This is the first major assessment of the latest science since 2013. It draws on multiple lines of evidence, including computer models, physical observations, and theoretical understandings.
Professor Dame Jane Francis, Chancellor of the University of Leeds, said: “This latest IPCC report is the state-of-the-art assessment concerning regional and global climate change and is only possible by integrating all the relevant scientific findings to date.”
A helicopter flying over burning wildfires (Adobe Stock)
Professor Forster, who has been involved in several previous assessment reports, said: “For the first time we are really able to quantify the role of feedback loops with a high degree of certainty.
“Even more importantly, we use this knowledge gleaned from theory to make projections of temperature. This leads to a substantial narrowing in uncertainty for our future predictions of climate change.”
Under all scenarios examined in the report, global surface temperature will continue to increase until at least 2050. Unless deep reductions in CO2 and other greenhouse gas emissions occur in the coming decades, global warming 2°C will be exceeded during the 21st century.
With every additional increment of global warming, weather extremes like heatwaves, heavy rainfall, and drought, many of which are already being experienced across parts of the world, will become more intense and frequent. This will have widespread impacts on all aspects of human society, from agriculture to transport.

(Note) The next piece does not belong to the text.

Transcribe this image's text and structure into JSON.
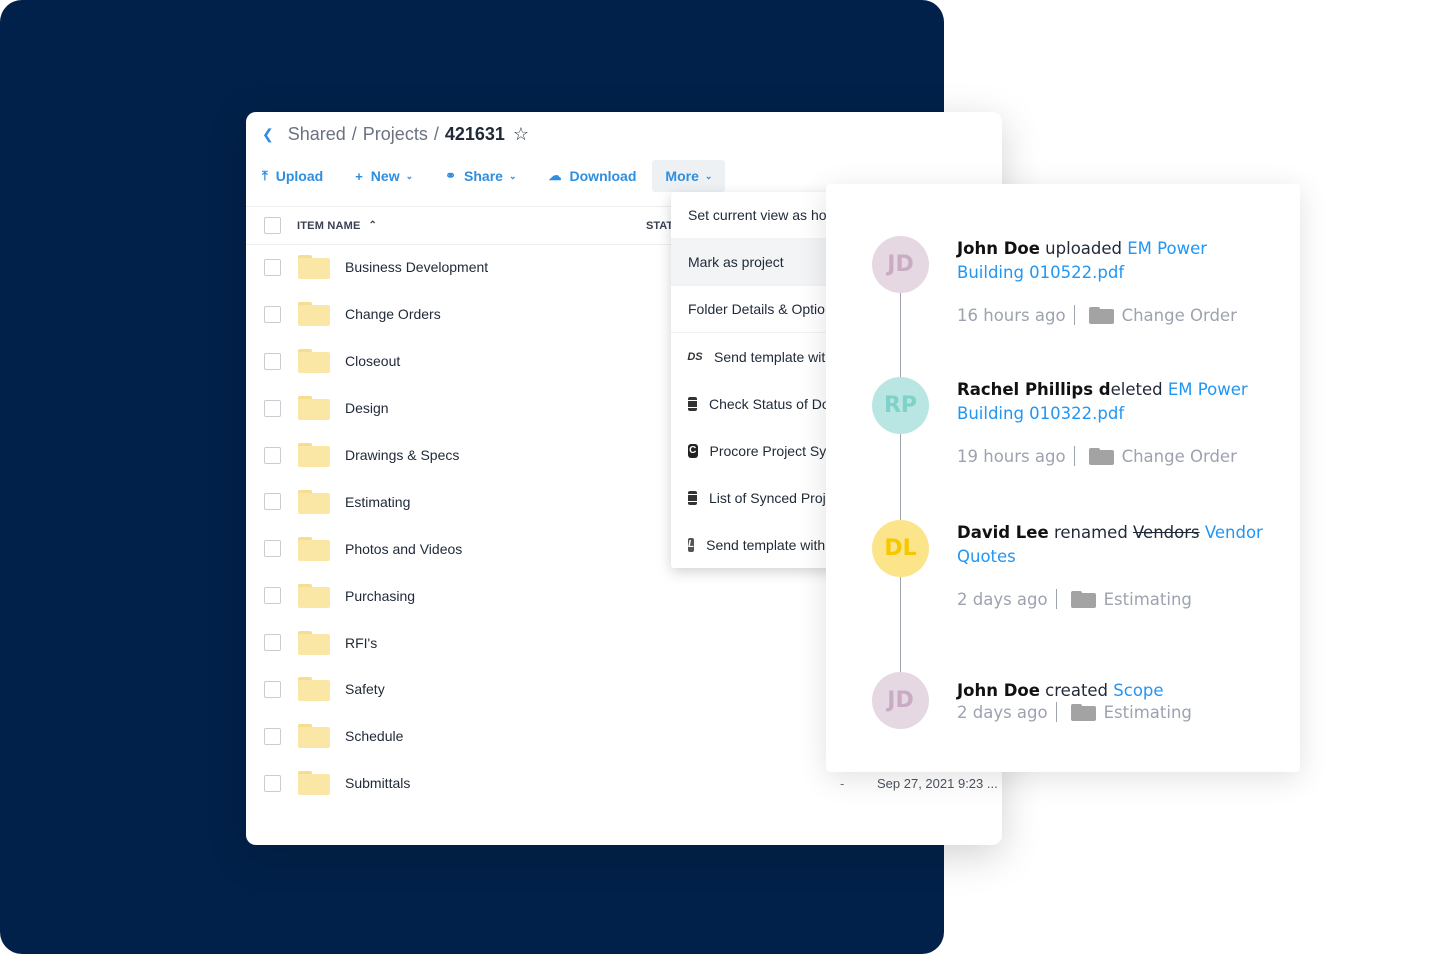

Informing global policy
This report is released ahead of the much-anticipated COP26 negotiations in Glasgow in November, and the findings have particular significance for decision-makers.
“The focus must now be on maximizing near term action at COP26” said Professor Forster. “We need to reduce emissions as fast as possible and achieve global net-zero as soon as possible to limit the risks of the feedbacks that we don’t yet have a clear enough picture on.”
COP26 will bring together heads of state, climate experts and campaigners to agree coordinated action to tackle climate change. Today’s report will put further pressure on securing ambitious and tangible outcomes from the negotiations.
“This report is a reality check,” said IPCC Working Group I Co-Chair Valérie Masson-Delmotte. “We now have a much clearer picture of the past, present and future climate, which is essential for understanding where we are headed, what can be done, and how we can prepare.”
The report released today is the first in a series of three reports that make up the IPCC Sixth Assessment Report (AR6). Leeds researchers are also involved in the remaining two reports from Working Group II and Working Group III which are due for release in February and March 2022 respectively. A final Synthesis Report scheduled for September 2022.
Priestley Chair in Climate and Health, Professor Lea Berrang Ford, is a lead author for Working Group II, which looks at impacts, adaptation and vulnerability. Working Group III covers mitigation of climate change, with Priestley Chair in Interdisciplinary Climate Research, Professor Jason Lowe, as review editor.
The IPCC Sixth Assessment Report, Climate Change 2021: The Physical Science Basis, is now available online.
For media enquiries contact Lauren Ballinger in the University of Leeds Press Office.